This is a frustrating book for someone like me. The cover pictured on Goodreads suggests it is basically about international travel. The cover of my edition should have hinted to me that it would not be specifically about that, given the stars on it. Anyway, this book is about three separate things: Crichton’s training as a doctor, Chricton’s international travel and what he calls his “inner travel.” I’m going to talk about all three.
In the first part, Crichton discusses his education and training as a doctor. Crichton may strike you as misogynist and sexist now – and entirely too privileged – but he seems like he was a remarkably progressive doctor who really did care about patients. At least according to Chricton, this partly why he quit. If you can take him at face value – and you should be wary because he admits to writing this much later – this part is interesting both in how it illuminates institutional dysfunction and how it portrays the struggles of a smart, sensitive person in an institutional setting. (By the way, if you’ve read A Case of Need, which was written while he was working in these hospitals, it does seem like Chricton is giving a pretty fair account of himself, his feelings at the time and his problems with these hospitals.)
Next, we have the travel parts of the book divided into two types. The first time is international travel. These follow a pattern: Chricton goes somewhere or does something which he thinks he understands or can do and finds out he has grossly underestimated it – be it the task or the culture. Chricton then reflects upon what he learned. He does this over and over again and it makes him seem rather foolish and flawed. Now, he is writing with the benefit of hindsight so it’s very possible he didn’t understand a lot of this at the time. (It does make one think that, if he was wrong about so many of these trips he might have been wrong about the idea that allowing sexual harassment law suits would create a slippery slope for manipulative, aggressive women to get ahead in business, or that Climate Change is not real. Hmmm.) Like most great travel writing, Chricton’s strength is to admit his personal struggles. (Nobody wants to read a travel writer who just has a ball and never struggles like a real traveler struggles.) Chricton may not be likable but he is relatable, which is key for me. But a number of these pieces are very brief and they get briefer as we get deeper into the other type of travel. If the book was just made up of this, or just made up of the medical section and this, I probably would have rated it fairly high, even though I would still prefer Paul Theroux.
But then we have the “inner travel.” Look, whatever works for you, which makes you more mentally/emotionally healthy, you should do. If believing psychics makes you healthier, then that’s fine. If “removing an entity” on the astral plain makes you healthier in the long-term, do it. That’s not the problem I have with Chricton’s discussion of his paranormal experiences.
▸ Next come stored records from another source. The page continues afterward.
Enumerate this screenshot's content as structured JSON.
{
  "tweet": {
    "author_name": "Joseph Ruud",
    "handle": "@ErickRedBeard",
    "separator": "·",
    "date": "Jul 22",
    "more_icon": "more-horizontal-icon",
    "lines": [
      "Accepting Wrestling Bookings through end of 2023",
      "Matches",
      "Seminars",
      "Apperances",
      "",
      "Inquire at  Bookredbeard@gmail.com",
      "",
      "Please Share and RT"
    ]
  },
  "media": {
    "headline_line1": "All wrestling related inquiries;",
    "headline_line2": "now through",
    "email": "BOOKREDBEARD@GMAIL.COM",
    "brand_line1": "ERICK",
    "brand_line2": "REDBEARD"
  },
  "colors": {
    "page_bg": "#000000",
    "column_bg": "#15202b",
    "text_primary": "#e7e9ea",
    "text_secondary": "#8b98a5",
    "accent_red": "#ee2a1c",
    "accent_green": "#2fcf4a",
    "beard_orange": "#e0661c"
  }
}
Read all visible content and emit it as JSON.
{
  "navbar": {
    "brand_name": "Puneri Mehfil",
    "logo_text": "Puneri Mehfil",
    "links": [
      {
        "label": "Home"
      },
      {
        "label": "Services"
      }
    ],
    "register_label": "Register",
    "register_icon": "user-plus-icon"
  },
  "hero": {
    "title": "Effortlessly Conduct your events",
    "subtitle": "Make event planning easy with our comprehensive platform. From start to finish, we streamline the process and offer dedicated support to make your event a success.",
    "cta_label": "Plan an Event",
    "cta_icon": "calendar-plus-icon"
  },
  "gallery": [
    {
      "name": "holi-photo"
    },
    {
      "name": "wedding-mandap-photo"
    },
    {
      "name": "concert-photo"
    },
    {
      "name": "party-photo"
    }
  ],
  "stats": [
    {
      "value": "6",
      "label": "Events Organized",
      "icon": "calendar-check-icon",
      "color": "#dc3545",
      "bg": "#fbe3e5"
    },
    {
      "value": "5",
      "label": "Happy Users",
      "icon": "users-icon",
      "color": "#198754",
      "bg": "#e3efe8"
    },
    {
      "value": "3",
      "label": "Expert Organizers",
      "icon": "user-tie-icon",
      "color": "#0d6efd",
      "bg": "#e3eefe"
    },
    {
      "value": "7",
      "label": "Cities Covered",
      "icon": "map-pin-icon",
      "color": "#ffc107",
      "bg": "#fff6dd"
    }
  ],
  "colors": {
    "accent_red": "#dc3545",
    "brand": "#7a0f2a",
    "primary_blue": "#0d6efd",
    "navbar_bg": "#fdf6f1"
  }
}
My problem is two fold. First of all, I always thought Chricton was a man of science. He has that reputation through his novels and for some public stances he’s taken – cough Climate Change cough – where he has presented himself as such. But, second, and more importantly, I have no problem with religious beliefs unless you tell me I need to accept the truth of your religious beliefs. Chricton starts out telling us these things have happened to him – that I would already have a hard time to accept – but by the end of the book is insisting this is all real and just not yet understood, rather than just saying “this is a thing that happened to me.” (There’s a postscript in my edition which is much more forceful than the rest of the book.) James Randi will pay you $1 million if you can prove this stuff is real but nobody has. That should be enough. I don’t understand why Chricton thought he could see auras or what have you, and if it made him feel better about himself, that’s fine, but don’t tell me this shit is real. It’s not. The reason it cannot be observed by scientists is not because it’s a form of creativity, it’s because it’s not in objective reality – whatever it is is completely subjective experience in your brain. (The postscript made me more mad, where Chricton goes on a tirade about scientism as if the existence of scientism – an ideology that only some scientists are really guilty of – is proof that the paranormal exists. It’s absurd.)
The “inner travels” stuff was endlessly frustrating for me due to both Chricton’s endless credulity -as if his subjective experience is a substitute for double blind testing – and his constant hedging about these experiences. Also, his final chapter about direct experience under-girds much of current political problems; yes, we should all try to have more experiences, but when you only trust your own personal experience, you reject the collective knowledge of humanity and that regularly leads you to insane beliefs, like the idea that a person can read your mind, that you can see an aura, or that a crowd of people which is clearly smaller than another crowd is actually bigger you were there.